While it’s not clear how many Americans make their voting decisions based on the debates, we do know they are an important part of the campaign. So I was thrilled to find some evidence on how to consider the candidates responses critically.
Todd Rogers, a behavioral psychologist at Harvard University, is among a growing group of researchers applying social science to issues effecting political campaigns. (We’ve written about his work on get-out-the-vote phone calls.) He wanted to address the issue of how candidates respond when get asked a question that they don’t want to answer – and whether the public notices when politicians dodge a question by talking about a different topic instead.
Rogers and his colleague Michael Norton, an associate professor at the Harvard Business School, designed a study to determine under what conditions people can get away with dodging a question, and under what conditions listeners can detect what’s happening.
In their study, published in the Journal of Experimental Psychology, they recorded a speaker answering a question about universal healthcare. Then they paired that answer with three separate questions: the correction question about health care, one about illegal drug use and another about terrorism. They showed the three question-and-answer pairings to separate groups of people and asked them to rate the truthfulness of the speaker.
Their research found that when the question and answer sounded somewhat similar – such as in the case where the speaker was asked about drug use but responded about healthcare – the audience rate the speaker as trustworthy. (In fact, most of the people who head the answer about illegal drug use couldn’t even remember the question.) But when the answer was very clearly addressing a different topic – such as when the speaker was asked about health care but responded about terrorism – the audience detected the dodge.
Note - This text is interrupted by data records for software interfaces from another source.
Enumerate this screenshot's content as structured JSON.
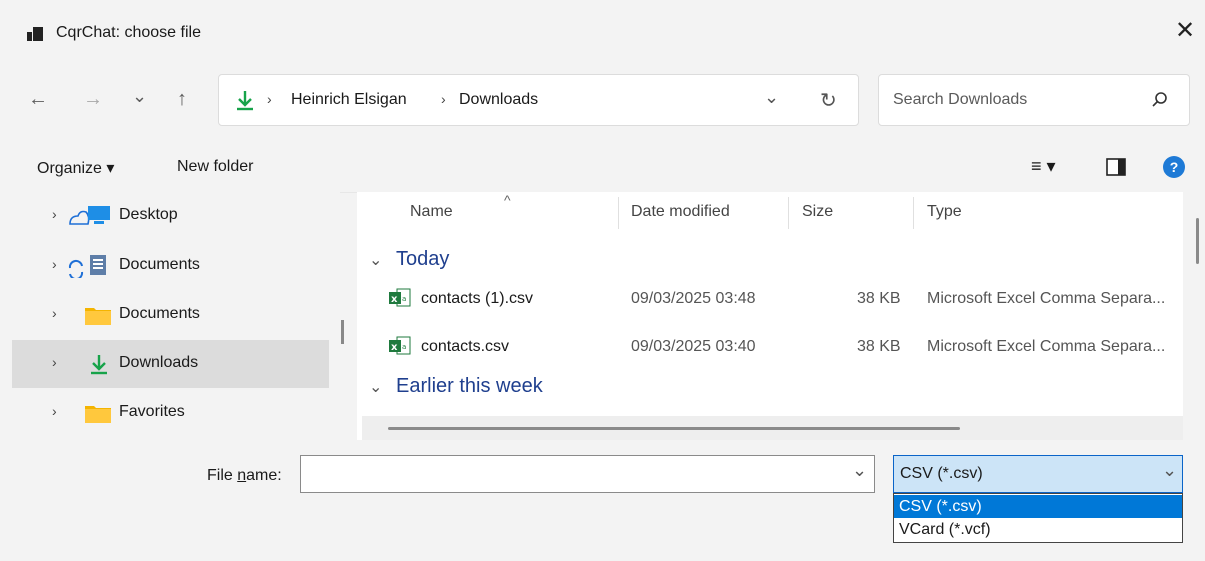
{
  "window": {
    "title": "CqrChat: choose file",
    "close_glyph": "✕"
  },
  "nav": {
    "back": "←",
    "forward": "→",
    "recent": "⌄",
    "up": "↑"
  },
  "address": {
    "crumbs": [
      "Heinrich Elsigan",
      "Downloads"
    ],
    "dropdown": "⌄",
    "refresh": "↻"
  },
  "search": {
    "placeholder": "Search Downloads",
    "icon": "⚲"
  },
  "commands": {
    "organize": "Organize ▾",
    "new_folder": "New folder",
    "view": "≡ ▾",
    "help": "?"
  },
  "tree": {
    "items": [
      {
        "label": "Desktop",
        "icon": "onedrive-desktop-icon",
        "selected": false
      },
      {
        "label": "Documents",
        "icon": "sync-documents-icon",
        "selected": false
      },
      {
        "label": "Documents",
        "icon": "folder-icon",
        "selected": false
      },
      {
        "label": "Downloads",
        "icon": "download-icon",
        "selected": true
      },
      {
        "label": "Favorites",
        "icon": "folder-icon",
        "selected": false
      }
    ]
  },
  "columns": {
    "name": "Name",
    "date": "Date modified",
    "size": "Size",
    "type": "Type"
  },
  "groups": {
    "today": "Today",
    "earlier": "Earlier this week"
  },
  "files": [
    {
      "name": "contacts (1).csv",
      "date": "09/03/2025 03:48",
      "size": "38 KB",
      "type": "Microsoft Excel Comma Separa..."
    },
    {
      "name": "contacts.csv",
      "date": "09/03/2025 03:40",
      "size": "38 KB",
      "type": "Microsoft Excel Comma Separa..."
    }
  ],
  "footer": {
    "file_name_label": "File name:",
    "file_name_value": "",
    "file_type_selected": "CSV (*.csv)",
    "file_type_options": [
      "CSV (*.csv)",
      "VCard (*.vcf)"
    ]
  },
  "colors": {
    "accent": "#0078d7",
    "group_text": "#1f3f8e",
    "download_green": "#17a34a",
    "folder_yellow": "#f4b400"
  }
}
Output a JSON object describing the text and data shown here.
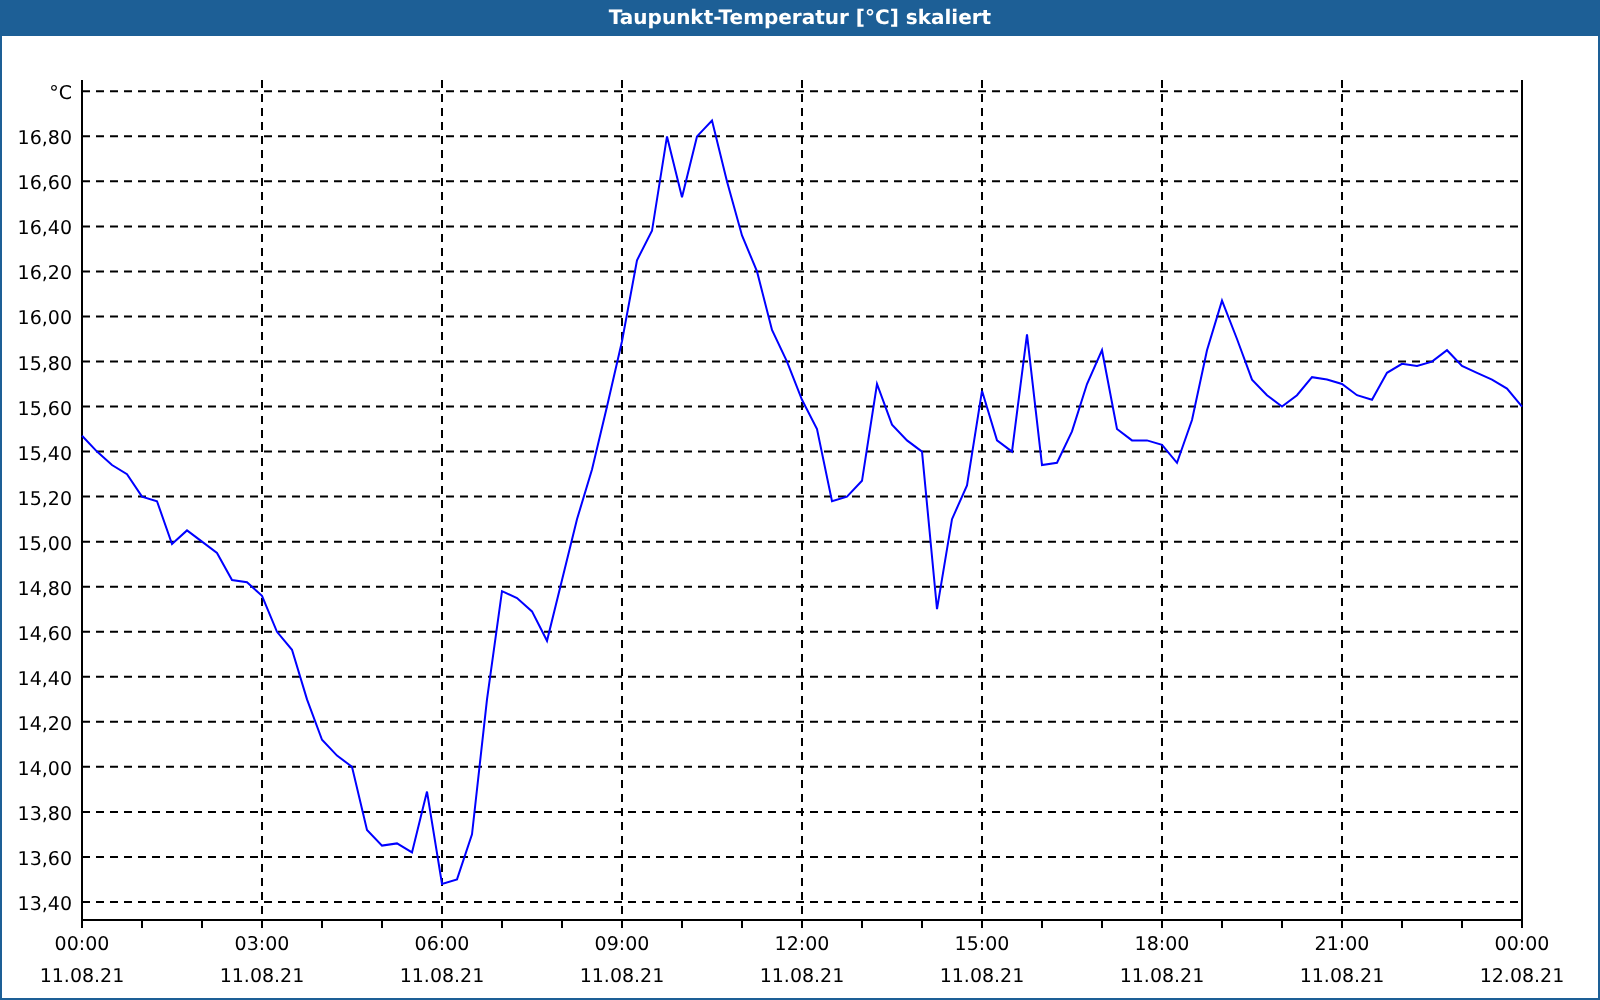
{
  "window": {
    "title": "Taupunkt-Temperatur [°C] skaliert"
  },
  "chart": {
    "chart_data": {
      "type": "line",
      "grid": true,
      "ylabel": "°C",
      "categories": [
        "00:00 11.08.21",
        null,
        null,
        null,
        null,
        null,
        null,
        null,
        null,
        null,
        null,
        null,
        "03:00 11.08.21",
        null,
        null,
        null,
        null,
        null,
        null,
        null,
        null,
        null,
        null,
        null,
        "06:00 11.08.21",
        null,
        null,
        null,
        null,
        null,
        null,
        null,
        null,
        null,
        null,
        null,
        "09:00 11.08.21",
        null,
        null,
        null,
        null,
        null,
        null,
        null,
        null,
        null,
        null,
        null,
        "12:00 11.08.21",
        null,
        null,
        null,
        null,
        null,
        null,
        null,
        null,
        null,
        null,
        null,
        "15:00 11.08.21",
        null,
        null,
        null,
        null,
        null,
        null,
        null,
        null,
        null,
        null,
        null,
        "18:00 11.08.21",
        null,
        null,
        null,
        null,
        null,
        null,
        null,
        null,
        null,
        null,
        null,
        "21:00 11.08.21",
        null,
        null,
        null,
        null,
        null,
        null,
        null,
        null,
        null,
        null,
        null,
        "00:00 12.08.21"
      ],
      "series": [
        {
          "color": "#0000ff",
          "values": [
            15.47,
            15.4,
            15.34,
            15.3,
            15.2,
            15.18,
            14.99,
            15.05,
            15.0,
            14.95,
            14.83,
            14.82,
            14.76,
            14.6,
            14.52,
            14.3,
            14.12,
            14.05,
            14.0,
            13.72,
            13.65,
            13.66,
            13.62,
            13.89,
            13.48,
            13.5,
            13.7,
            14.3,
            14.78,
            14.75,
            14.69,
            14.56,
            14.83,
            15.1,
            15.32,
            15.6,
            15.89,
            16.25,
            16.38,
            16.8,
            16.53,
            16.8,
            16.87,
            16.6,
            16.36,
            16.2,
            15.94,
            15.8,
            15.63,
            15.5,
            15.18,
            15.2,
            15.27,
            15.7,
            15.52,
            15.45,
            15.4,
            14.7,
            15.1,
            15.25,
            15.67,
            15.45,
            15.4,
            15.92,
            15.34,
            15.35,
            15.49,
            15.7,
            15.85,
            15.5,
            15.45,
            15.45,
            15.43,
            15.35,
            15.54,
            15.85,
            16.07,
            15.9,
            15.72,
            15.65,
            15.6,
            15.65,
            15.73,
            15.72,
            15.7,
            15.65,
            15.63,
            15.75,
            15.79,
            15.78,
            15.8,
            15.85,
            15.78,
            15.75,
            15.72,
            15.68,
            15.6
          ]
        }
      ],
      "ylim": [
        13.32,
        17.05
      ],
      "yticks": [
        {
          "value": 13.4,
          "label": "13,40"
        },
        {
          "value": 13.6,
          "label": "13,60"
        },
        {
          "value": 13.8,
          "label": "13,80"
        },
        {
          "value": 14.0,
          "label": "14,00"
        },
        {
          "value": 14.2,
          "label": "14,20"
        },
        {
          "value": 14.4,
          "label": "14,40"
        },
        {
          "value": 14.6,
          "label": "14,60"
        },
        {
          "value": 14.8,
          "label": "14,80"
        },
        {
          "value": 15.0,
          "label": "15,00"
        },
        {
          "value": 15.2,
          "label": "15,20"
        },
        {
          "value": 15.4,
          "label": "15,40"
        },
        {
          "value": 15.6,
          "label": "15,60"
        },
        {
          "value": 15.8,
          "label": "15,80"
        },
        {
          "value": 16.0,
          "label": "16,00"
        },
        {
          "value": 16.2,
          "label": "16,20"
        },
        {
          "value": 16.4,
          "label": "16,40"
        },
        {
          "value": 16.6,
          "label": "16,60"
        },
        {
          "value": 16.8,
          "label": "16,80"
        }
      ]
    }
  }
}
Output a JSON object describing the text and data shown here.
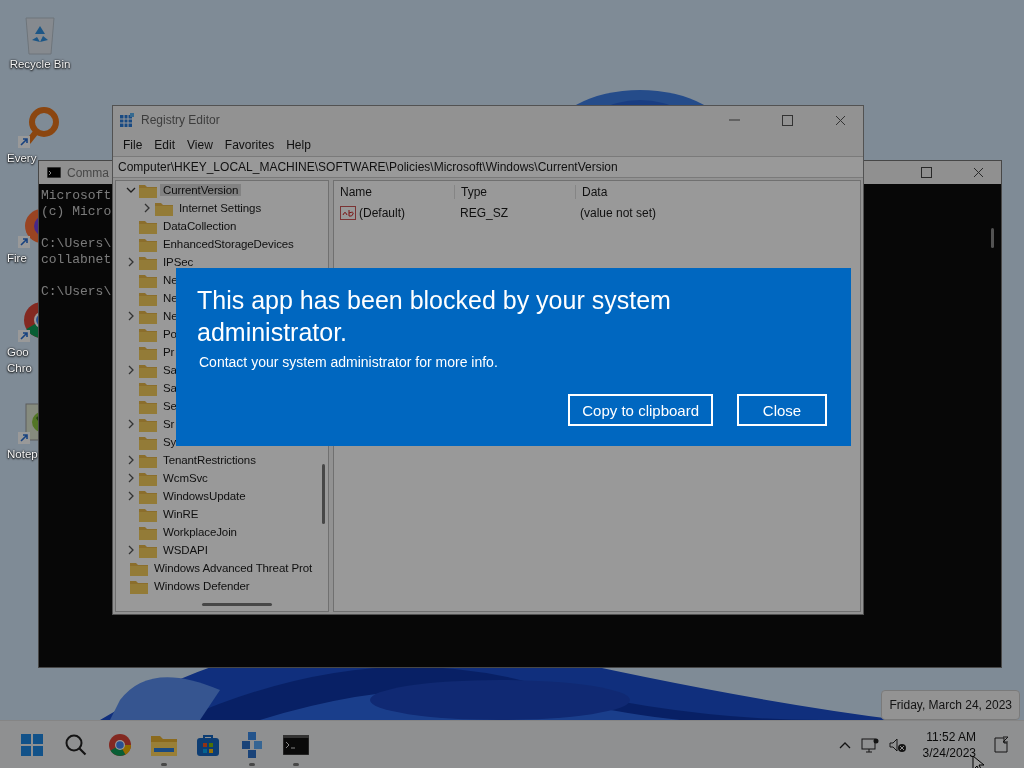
{
  "desktop_icons": [
    {
      "kind": "recycle-bin",
      "lines": [
        "Recycle Bin"
      ]
    },
    {
      "kind": "magnifier",
      "lines": [
        "Every"
      ]
    },
    {
      "kind": "firefox",
      "lines": [
        "Fire"
      ]
    },
    {
      "kind": "chrome",
      "lines": [
        "Goo",
        "Chro"
      ]
    },
    {
      "kind": "notepad",
      "lines": [
        "Notep"
      ]
    }
  ],
  "command_prompt": {
    "title": "Comma",
    "paragraphs": [
      [
        "Microsoft",
        "(c) Micro"
      ],
      [
        "C:\\Users\\",
        "collabnet"
      ],
      [
        "C:\\Users\\"
      ]
    ]
  },
  "registry_editor": {
    "title": "Registry Editor",
    "menu": [
      "File",
      "Edit",
      "View",
      "Favorites",
      "Help"
    ],
    "address": "Computer\\HKEY_LOCAL_MACHINE\\SOFTWARE\\Policies\\Microsoft\\Windows\\CurrentVersion",
    "tree": {
      "items": [
        {
          "label": "CurrentVersion",
          "selected": true,
          "expanded": true,
          "children": [
            {
              "label": "Internet Settings",
              "selected": false,
              "expanded": false
            }
          ]
        },
        {
          "label": "DataCollection",
          "selected": false
        },
        {
          "label": "EnhancedStorageDevices",
          "selected": false
        },
        {
          "label": "IPSec",
          "selected": false,
          "expanded": false
        },
        {
          "label": "Ne",
          "selected": false
        },
        {
          "label": "Ne",
          "selected": false
        },
        {
          "label": "Ne",
          "selected": false,
          "expanded": false
        },
        {
          "label": "Po",
          "selected": false
        },
        {
          "label": "Pr",
          "selected": false
        },
        {
          "label": "Sa",
          "selected": false,
          "expanded": false
        },
        {
          "label": "Sa",
          "selected": false
        },
        {
          "label": "Se",
          "selected": false
        },
        {
          "label": "Sr",
          "selected": false,
          "expanded": false
        },
        {
          "label": "Sy",
          "selected": false
        },
        {
          "label": "TenantRestrictions",
          "selected": false,
          "expanded": false
        },
        {
          "label": "WcmSvc",
          "selected": false,
          "expanded": false
        },
        {
          "label": "WindowsUpdate",
          "selected": false,
          "expanded": false
        },
        {
          "label": "WinRE",
          "selected": false
        },
        {
          "label": "WorkplaceJoin",
          "selected": false
        },
        {
          "label": "WSDAPI",
          "selected": false,
          "expanded": false
        }
      ],
      "outer_items": [
        {
          "label": "Windows Advanced Threat Prot",
          "selected": false
        },
        {
          "label": "Windows Defender",
          "selected": false
        }
      ]
    },
    "columns": [
      "Name",
      "Type",
      "Data"
    ],
    "values": [
      {
        "name": "(Default)",
        "type": "REG_SZ",
        "data": "(value not set)"
      }
    ]
  },
  "dialog": {
    "title": "This app has been blocked by your system administrator.",
    "message": "Contact your system administrator for more info.",
    "buttons": [
      "Copy to clipboard",
      "Close"
    ]
  },
  "date_tooltip": "Friday, March 24, 2023",
  "taskbar": {
    "apps": [
      {
        "kind": "start",
        "running": false
      },
      {
        "kind": "search",
        "running": false
      },
      {
        "kind": "chrome",
        "running": false
      },
      {
        "kind": "folder",
        "running": true
      },
      {
        "kind": "store",
        "running": false
      },
      {
        "kind": "cubes",
        "running": true
      },
      {
        "kind": "terminal",
        "running": true
      }
    ],
    "time": "11:52 AM",
    "date": "3/24/2023"
  }
}
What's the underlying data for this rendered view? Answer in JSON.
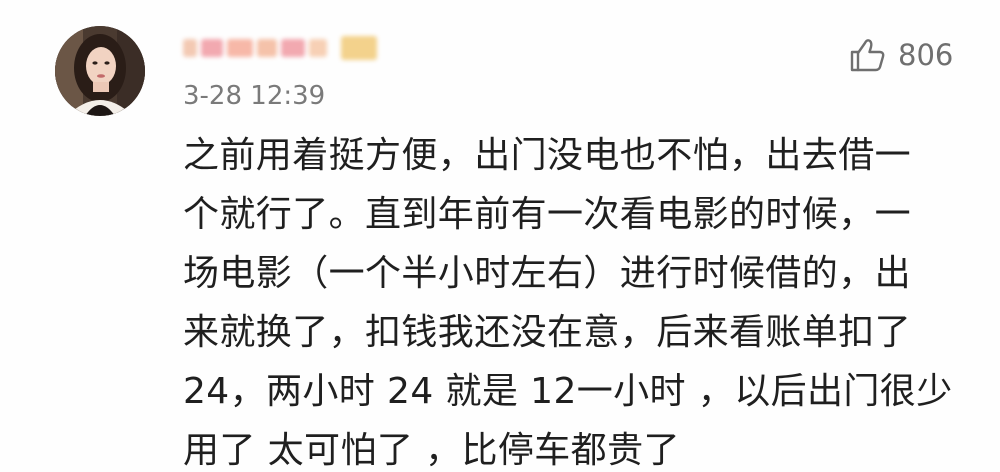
{
  "comment": {
    "author": {
      "name": "",
      "avatar_alt": "avatar"
    },
    "timestamp": "3-28 12:39",
    "like": {
      "icon": "thumbs-up-icon",
      "count": "806"
    },
    "lines": [
      "之前用着挺方便，出门没电也不怕，出去借一",
      "个就行了。直到年前有一次看电影的时候，一",
      "场电影（一个半小时左右）进行时候借的，出",
      "来就换了，扣钱我还没在意，后来看账单扣了",
      "24，两小时 24 就是 12一小时 ，以后出门很少",
      "用了 太可怕了 ，比停车都贵了"
    ]
  },
  "colors": {
    "text": "#1f1f1f",
    "meta": "#7a7a7a",
    "like": "#6f6f6f",
    "blur_pink": "#f2a9b0",
    "blur_peach": "#f7c9a8",
    "blur_gold": "#f3d28c"
  }
}
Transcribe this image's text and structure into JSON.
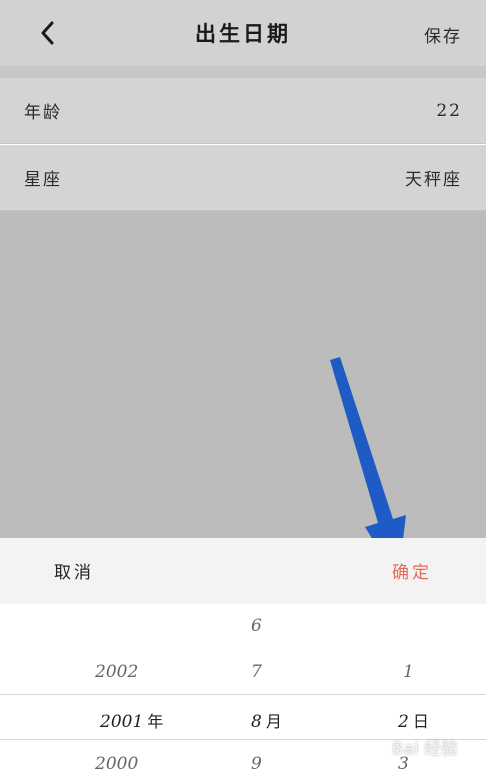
{
  "header": {
    "title": "出生日期",
    "save_label": "保存"
  },
  "rows": [
    {
      "label": "年龄",
      "value": "22"
    },
    {
      "label": "星座",
      "value": "天秤座"
    }
  ],
  "picker": {
    "cancel_label": "取消",
    "confirm_label": "确定",
    "year_column": {
      "above": "2002",
      "selected": "2001",
      "below": "2000",
      "unit": "年"
    },
    "month_column": {
      "above2": "6",
      "above": "7",
      "selected": "8",
      "below": "9",
      "unit": "月"
    },
    "day_column": {
      "above": "1",
      "selected": "2",
      "below": "3",
      "unit": "日"
    }
  },
  "colors": {
    "confirm": "#e26a5a",
    "arrow": "#1f5bc4"
  },
  "watermark": "Bai 经验"
}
In another part of the study, Rogers and Norton used the same questions and answers, but posted the question on the screen in for some viewers. They found viewers who saw the question posted on the screen while the speaker answered were more than twice as likely to detect a dodge, even in subtle cases.
Rogers advocates for posting the questions on the screen during the presidential candidates debates, although he concedes it’s unlikely to happen this year.
You can hear an interview with Rogers and learn about other research on political campaigning in last week’s episode of NPR’s Science Friday.